The last three times we have fasting mentioned in the Bible is in 1 Corinthians 7:2, 2 Corinthians 6:5 and 11:27 (here given in their immediate contexts).
The church at Corinth was made up of both Jews and Gentiles. The fact that there were Jews in the church at Corinth can be seen in Acts 18:1-8. Perhaps, the custom of the Jews to fast is what is referred to in this passage. We also learned from our study of the case of Cornelius that some Gentiles practiced fasting. But again, we have the statement made that requires us to conclude that some of the first century Christians fasted (evidently with Paul's encouragement). However, there is nothing in the context that binds fasting on Christians.
2 Corinthians 6:5 and 11:27

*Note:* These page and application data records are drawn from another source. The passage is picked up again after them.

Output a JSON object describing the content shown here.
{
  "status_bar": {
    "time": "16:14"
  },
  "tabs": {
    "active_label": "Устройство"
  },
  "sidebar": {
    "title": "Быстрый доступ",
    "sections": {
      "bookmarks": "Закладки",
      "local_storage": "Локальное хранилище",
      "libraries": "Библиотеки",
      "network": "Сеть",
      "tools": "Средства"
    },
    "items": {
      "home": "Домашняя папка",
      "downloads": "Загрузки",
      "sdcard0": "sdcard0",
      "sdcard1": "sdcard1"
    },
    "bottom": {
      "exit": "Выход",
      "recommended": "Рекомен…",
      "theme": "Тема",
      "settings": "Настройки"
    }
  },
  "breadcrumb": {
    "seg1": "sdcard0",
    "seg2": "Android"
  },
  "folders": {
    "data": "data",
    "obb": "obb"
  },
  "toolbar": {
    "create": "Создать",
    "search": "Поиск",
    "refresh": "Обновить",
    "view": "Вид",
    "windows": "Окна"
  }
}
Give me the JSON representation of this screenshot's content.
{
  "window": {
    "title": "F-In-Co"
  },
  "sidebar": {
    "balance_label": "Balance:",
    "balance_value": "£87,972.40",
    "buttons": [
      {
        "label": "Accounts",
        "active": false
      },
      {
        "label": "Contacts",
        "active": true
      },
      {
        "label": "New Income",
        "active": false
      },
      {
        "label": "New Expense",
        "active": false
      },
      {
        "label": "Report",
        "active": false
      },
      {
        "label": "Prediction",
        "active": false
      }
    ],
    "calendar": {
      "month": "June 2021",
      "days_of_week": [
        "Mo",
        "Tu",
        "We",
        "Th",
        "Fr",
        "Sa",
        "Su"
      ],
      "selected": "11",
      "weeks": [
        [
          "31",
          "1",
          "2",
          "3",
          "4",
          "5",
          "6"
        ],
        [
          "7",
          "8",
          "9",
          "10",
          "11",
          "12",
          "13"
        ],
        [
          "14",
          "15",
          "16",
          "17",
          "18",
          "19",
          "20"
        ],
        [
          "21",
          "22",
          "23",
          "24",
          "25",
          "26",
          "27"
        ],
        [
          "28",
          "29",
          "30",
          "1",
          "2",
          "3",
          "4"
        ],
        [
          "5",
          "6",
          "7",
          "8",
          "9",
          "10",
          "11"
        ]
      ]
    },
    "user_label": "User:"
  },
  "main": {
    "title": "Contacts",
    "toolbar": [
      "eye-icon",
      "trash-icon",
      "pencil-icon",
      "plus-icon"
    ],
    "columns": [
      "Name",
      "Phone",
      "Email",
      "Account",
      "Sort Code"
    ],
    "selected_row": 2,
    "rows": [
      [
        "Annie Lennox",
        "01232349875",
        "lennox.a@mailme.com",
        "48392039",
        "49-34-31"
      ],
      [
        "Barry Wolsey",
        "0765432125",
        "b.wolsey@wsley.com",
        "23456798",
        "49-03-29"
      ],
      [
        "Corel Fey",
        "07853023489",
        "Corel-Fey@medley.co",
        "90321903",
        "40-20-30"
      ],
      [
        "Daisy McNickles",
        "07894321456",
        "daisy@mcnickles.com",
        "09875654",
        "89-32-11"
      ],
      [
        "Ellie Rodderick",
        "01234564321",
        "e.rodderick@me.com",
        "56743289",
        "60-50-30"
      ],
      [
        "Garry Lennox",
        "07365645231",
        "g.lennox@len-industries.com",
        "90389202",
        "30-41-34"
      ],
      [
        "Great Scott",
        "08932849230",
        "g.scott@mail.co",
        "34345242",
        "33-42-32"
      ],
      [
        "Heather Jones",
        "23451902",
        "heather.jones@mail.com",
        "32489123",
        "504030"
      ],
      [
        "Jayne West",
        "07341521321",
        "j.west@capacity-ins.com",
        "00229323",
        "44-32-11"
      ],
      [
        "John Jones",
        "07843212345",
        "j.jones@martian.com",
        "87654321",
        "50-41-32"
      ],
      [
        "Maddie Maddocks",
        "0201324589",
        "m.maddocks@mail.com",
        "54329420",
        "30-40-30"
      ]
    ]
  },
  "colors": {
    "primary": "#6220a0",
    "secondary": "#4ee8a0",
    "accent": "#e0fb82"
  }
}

These two passages deal with the apostle Paul and many of the things he faced when he preached the gospel. Did he fast? Yes. Paul was a Jew. Jews practiced fasting. But the fact that Paul fasted at times does not mean that fasting is binding on Christians today. As we said above, we have the example of some of the first century Christians fasting. However, we have no binding examples. The fact is that the word "fastings" as used in the context of both passages quoted above indicate that he was forced to fast or forced to go without food because of the persecutions which he had to endure. In these two passages the word "fastings" is simply indicating he went without food. It does indicate that these "fastings" were the type of fasting that is under consideration in this study.
After studying the subject of fasting I have come to the following conclusions:
Can a Christian fast if he so desires? I would say that it depends on the reason for his fasting. If he is doing it to be seen by others to be more religious or spiritual, he would be wrong in doing it (Matthew 23:5). If he is doing it because it was practiced under the Old Covenant on the Day of Atonement, he would be wrong in doing it (Galatians 4:10-11). If he is doing it so that he can dedicate himself to studying God's word and praying, or for some personal benefit either physically or spiritually, then there would be nothing wrong with it that I can see.
There is one more thing that I would like to point out: It is invalid to conclude that because we don't teach and practice fasting that we cannot restore New Testament Christianity. The reason this is true is because fasting is not binding under the New Covenant.
If someone has some input they would like to make concerning this subject, or if you believe the conclusions I have come to are wrong, please write me and let me know.